[What is expected]:
Your task is to print the listing exactly as it stands.

[Data to use]:
+-------+
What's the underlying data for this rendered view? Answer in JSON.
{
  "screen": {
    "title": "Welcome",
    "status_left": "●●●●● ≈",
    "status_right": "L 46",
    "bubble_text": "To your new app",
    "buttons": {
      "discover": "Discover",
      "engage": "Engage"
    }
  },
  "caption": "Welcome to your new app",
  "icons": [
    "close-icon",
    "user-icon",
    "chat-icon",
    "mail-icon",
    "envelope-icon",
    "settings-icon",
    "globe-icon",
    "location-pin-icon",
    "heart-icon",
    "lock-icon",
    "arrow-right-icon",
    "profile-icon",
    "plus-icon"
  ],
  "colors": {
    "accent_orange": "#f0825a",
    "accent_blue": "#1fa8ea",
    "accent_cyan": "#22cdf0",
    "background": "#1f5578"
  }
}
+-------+
[Written solution]:
What's the underlying data for this rendered view? Answer in JSON.
{
  "screen": {
    "title": "Welcome",
    "status_left": "●●●●● ≈",
    "status_right": "L 46",
    "bubble_text": "To your new app",
    "buttons": {
      "discover": "Discover",
      "engage": "Engage"
    }
  },
  "caption": "Welcome to your new app",
  "icons": [
    "close-icon",
    "user-icon",
    "chat-icon",
    "mail-icon",
    "envelope-icon",
    "settings-icon",
    "globe-icon",
    "location-pin-icon",
    "heart-icon",
    "lock-icon",
    "arrow-right-icon",
    "profile-icon",
    "plus-icon"
  ],
  "colors": {
    "accent_orange": "#f0825a",
    "accent_blue": "#1fa8ea",
    "accent_cyan": "#22cdf0",
    "background": "#1f5578"
  }
}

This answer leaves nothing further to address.